I didn’t expect to be fascinated by a story of a man confined to house arrest for more than three decades.
This story is set in the aftermath of the Russian revolution. In 1922, Count Alexander Ilyich Rostov was on trial for a poem he wrote in 1918, which was deemed corrupting. For that crime he was sentenced to indefinite house arrest. The Count accepted the sentence and carried himself with dignity, as expected of a man of his standing.
At the time of the trial, the Count had been residing in a suite at the Metropol Hotel for four years. He was instructed to return to the Metropol for his sentence, but instead of the luxurious suite, he was moved to a small room in the attic.

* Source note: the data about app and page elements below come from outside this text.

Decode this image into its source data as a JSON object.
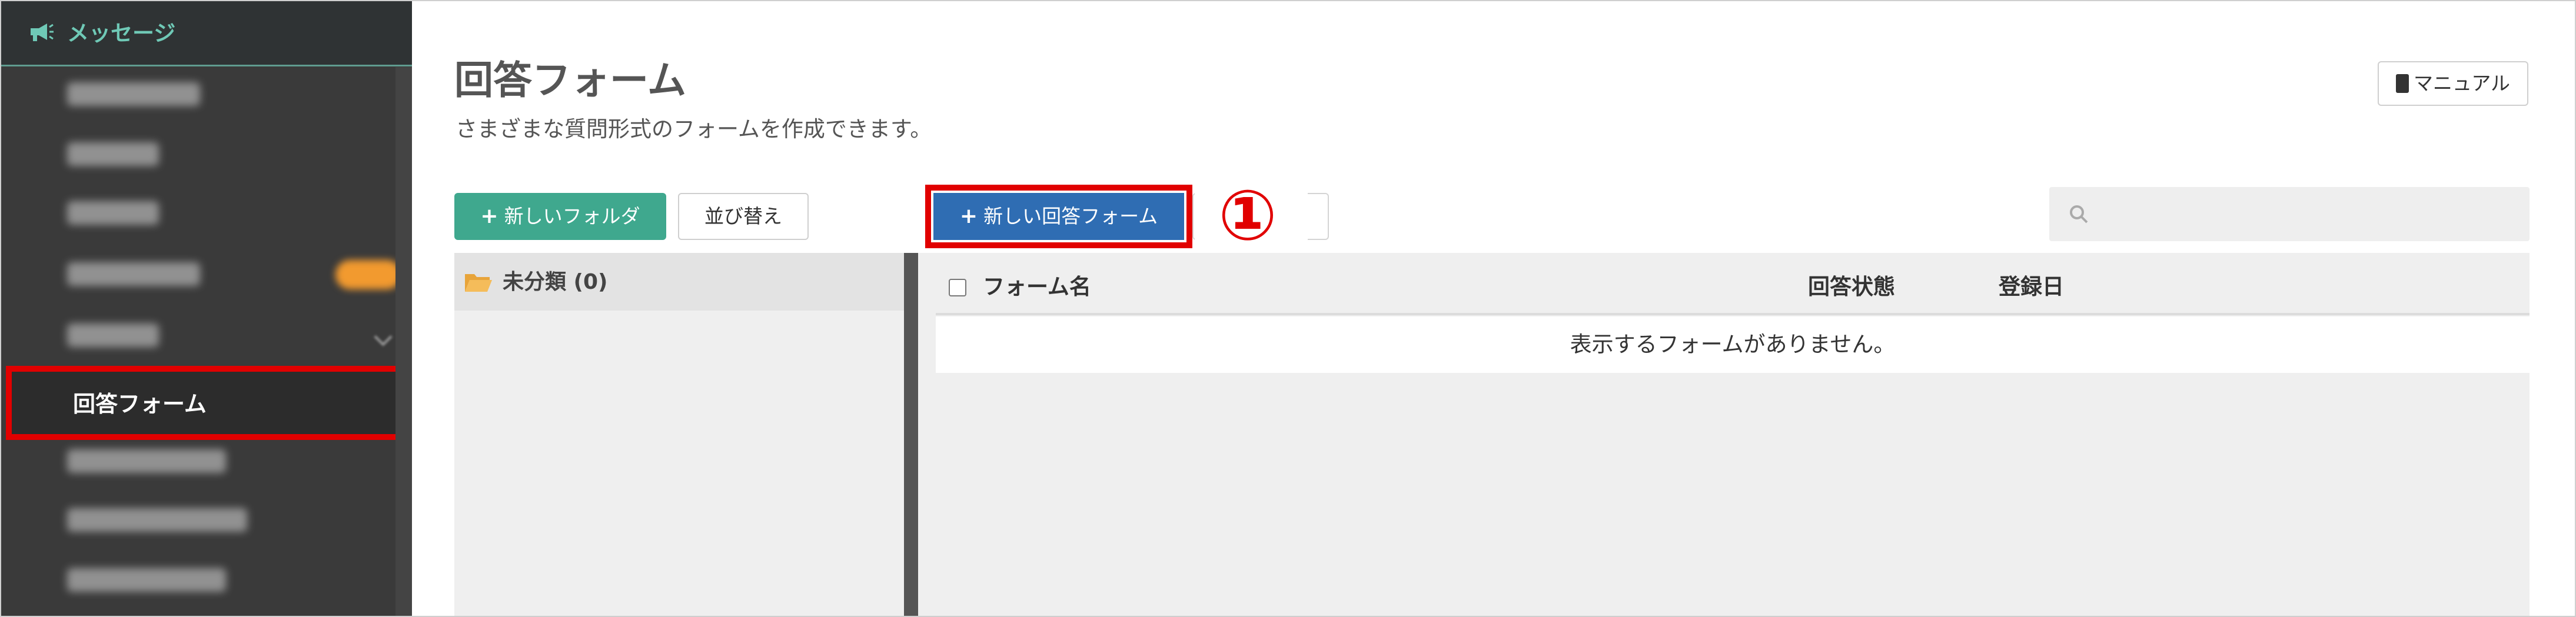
{
  "sidebar": {
    "header_label": "メッセージ",
    "active_item_label": "回答フォーム",
    "blurred_items": [
      {
        "name": "blurred-item-1"
      },
      {
        "name": "blurred-item-2"
      },
      {
        "name": "blurred-item-3"
      },
      {
        "name": "blurred-item-4",
        "badge": true
      },
      {
        "name": "blurred-item-5",
        "chevron": true
      },
      {
        "name": "blurred-item-7"
      },
      {
        "name": "blurred-item-8"
      },
      {
        "name": "blurred-item-9"
      }
    ]
  },
  "header": {
    "title": "回答フォーム",
    "subtitle": "さまざまな質問形式のフォームを作成できます。",
    "manual_label": "マニュアル"
  },
  "toolbar": {
    "new_folder_label": "新しいフォルダ",
    "sort_label": "並び替え",
    "new_form_label": "新しい回答フォーム",
    "callout_marker": "①",
    "search_placeholder": ""
  },
  "folders": [
    {
      "label": "未分類 (0)"
    }
  ],
  "table": {
    "columns": {
      "name": "フォーム名",
      "status": "回答状態",
      "date": "登録日"
    },
    "empty_message": "表示するフォームがありません。"
  },
  "colors": {
    "highlight": "#e10000",
    "primary": "#2f6db3",
    "success": "#3fa88e",
    "sidebar_bg": "#3a3a3a",
    "sidebar_accent": "#6fc9b6"
  }
}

If he left the Metropol, he would be shot on sight.
House arrest seems like a sentence worse than a life in prison — to be free, but confined within a building. As the story unfolds, perhaps it was not the worst fate to befall a man. The house arrest shielded the Count from the post-revolution turmoil and a world war.

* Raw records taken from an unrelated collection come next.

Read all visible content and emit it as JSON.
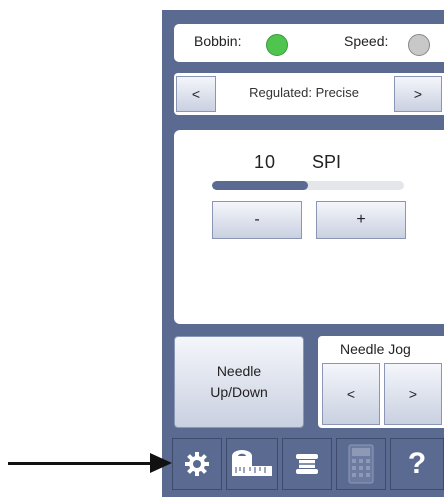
{
  "status": {
    "bobbin_label": "Bobbin:",
    "speed_label": "Speed:",
    "bobbin_color": "#4fc44f",
    "speed_color": "#c8c8c8"
  },
  "mode": {
    "prev_label": "<",
    "next_label": ">",
    "current": "Regulated: Precise"
  },
  "spi": {
    "value": "10",
    "unit": "SPI",
    "level_fraction": 0.5,
    "minus_label": "-",
    "plus_label": "+"
  },
  "needle": {
    "button_line1": "Needle",
    "button_line2": "Up/Down",
    "jog_title": "Needle Jog",
    "jog_left": "<",
    "jog_right": ">"
  },
  "toolbar": {
    "icons": [
      "gear-icon",
      "tape-measure-icon",
      "bobbin-icon",
      "calculator-icon",
      "help-icon"
    ],
    "help_label": "?"
  },
  "colors": {
    "panel": "#5b6a91",
    "button_light": "#f4f6fb",
    "button_dark": "#c9d0e0"
  }
}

Mishka, the Count’s best friend, was sentenced to eight years of hard labour. Upon his release, he went to see the Count. “Who would have imagined,” said Mishka, “when you were sentenced to life in the Metropol all those years ago, that you had just become the luckiest man in all of Russia.”